▶ THE PROBLEM:
In your copy, leave out all pictures and reproduce every entry exactly.

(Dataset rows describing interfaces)
+ + +
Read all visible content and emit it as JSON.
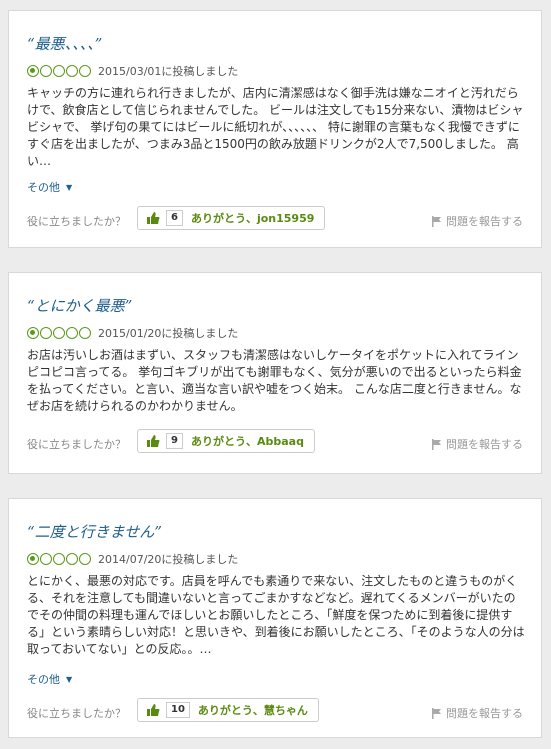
{
  "reviews": [
    {
      "title": "“最悪、、、、”",
      "date": "2015/03/01に投稿しました",
      "rating": 1,
      "body": "キャッチの方に連れられ行きましたが、店内に清潔感はなく御手洗は嫌なニオイと汚れだらけで、飲食店として信じられませんでした。 ビールは注文しても15分来ない、漬物はビシャビシャで、 挙げ句の果てにはビールに紙切れが、、、、、、 特に謝罪の言葉もなく我慢できずにすぐ店を出ましたが、つまみ3品と1500円の飲み放題ドリンクが2人で7,500しました。 高い…",
      "more_label": "その他",
      "helpful_question": "役に立ちましたか？",
      "thanks_count": "6",
      "thanks_label": "ありがとう、jon15959",
      "report_label": "問題を報告する"
    },
    {
      "title": "“とにかく最悪”",
      "date": "2015/01/20に投稿しました",
      "rating": 1,
      "body": "お店は汚いしお酒はまずい、スタッフも清潔感はないしケータイをポケットに入れてラインピコピコ言ってる。 挙句ゴキブリが出ても謝罪もなく、気分が悪いので出るといったら料金を払ってください。と言い、適当な言い訳や嘘をつく始末。 こんな店二度と行きません。なぜお店を続けられるのかわかりません。",
      "helpful_question": "役に立ちましたか？",
      "thanks_count": "9",
      "thanks_label": "ありがとう、Abbaaq",
      "report_label": "問題を報告する"
    },
    {
      "title": "“二度と行きません”",
      "date": "2014/07/20に投稿しました",
      "rating": 1,
      "body": "とにかく、最悪の対応です。店員を呼んでも素通りで来ない、注文したものと違うものがくる、それを注意しても間違いないと言ってごまかすなどなど。遅れてくるメンバーがいたのでその仲間の料理も運んでほしいとお願いしたところ、「鮮度を保つために到着後に提供する」という素晴らしい対応！と思いきや、到着後にお願いしたところ、「そのような人の分は取っておいてない」との反応。。…",
      "more_label": "その他",
      "helpful_question": "役に立ちましたか？",
      "thanks_count": "10",
      "thanks_label": "ありがとう、慧ちゃん",
      "report_label": "問題を報告する"
    }
  ],
  "colors": {
    "title": "#1e5f8c",
    "rating": "#5a9a1a",
    "thanks": "#5a8a10"
  },
  "icons": [
    "bubble-rating-icon",
    "thumbs-up-icon",
    "flag-icon",
    "caret-down-icon"
  ]
}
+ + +
▶ OUTPUT BELOW:
Read all visible content and emit it as JSON.
{
  "reviews": [
    {
      "title": "“最悪、、、、”",
      "date": "2015/03/01に投稿しました",
      "rating": 1,
      "body": "キャッチの方に連れられ行きましたが、店内に清潔感はなく御手洗は嫌なニオイと汚れだらけで、飲食店として信じられませんでした。 ビールは注文しても15分来ない、漬物はビシャビシャで、 挙げ句の果てにはビールに紙切れが、、、、、、 特に謝罪の言葉もなく我慢できずにすぐ店を出ましたが、つまみ3品と1500円の飲み放題ドリンクが2人で7,500しました。 高い…",
      "more_label": "その他",
      "helpful_question": "役に立ちましたか？",
      "thanks_count": "6",
      "thanks_label": "ありがとう、jon15959",
      "report_label": "問題を報告する"
    },
    {
      "title": "“とにかく最悪”",
      "date": "2015/01/20に投稿しました",
      "rating": 1,
      "body": "お店は汚いしお酒はまずい、スタッフも清潔感はないしケータイをポケットに入れてラインピコピコ言ってる。 挙句ゴキブリが出ても謝罪もなく、気分が悪いので出るといったら料金を払ってください。と言い、適当な言い訳や嘘をつく始末。 こんな店二度と行きません。なぜお店を続けられるのかわかりません。",
      "helpful_question": "役に立ちましたか？",
      "thanks_count": "9",
      "thanks_label": "ありがとう、Abbaaq",
      "report_label": "問題を報告する"
    },
    {
      "title": "“二度と行きません”",
      "date": "2014/07/20に投稿しました",
      "rating": 1,
      "body": "とにかく、最悪の対応です。店員を呼んでも素通りで来ない、注文したものと違うものがくる、それを注意しても間違いないと言ってごまかすなどなど。遅れてくるメンバーがいたのでその仲間の料理も運んでほしいとお願いしたところ、「鮮度を保つために到着後に提供する」という素晴らしい対応！と思いきや、到着後にお願いしたところ、「そのような人の分は取っておいてない」との反応。。…",
      "more_label": "その他",
      "helpful_question": "役に立ちましたか？",
      "thanks_count": "10",
      "thanks_label": "ありがとう、慧ちゃん",
      "report_label": "問題を報告する"
    }
  ],
  "colors": {
    "title": "#1e5f8c",
    "rating": "#5a9a1a",
    "thanks": "#5a8a10"
  },
  "icons": [
    "bubble-rating-icon",
    "thumbs-up-icon",
    "flag-icon",
    "caret-down-icon"
  ]
}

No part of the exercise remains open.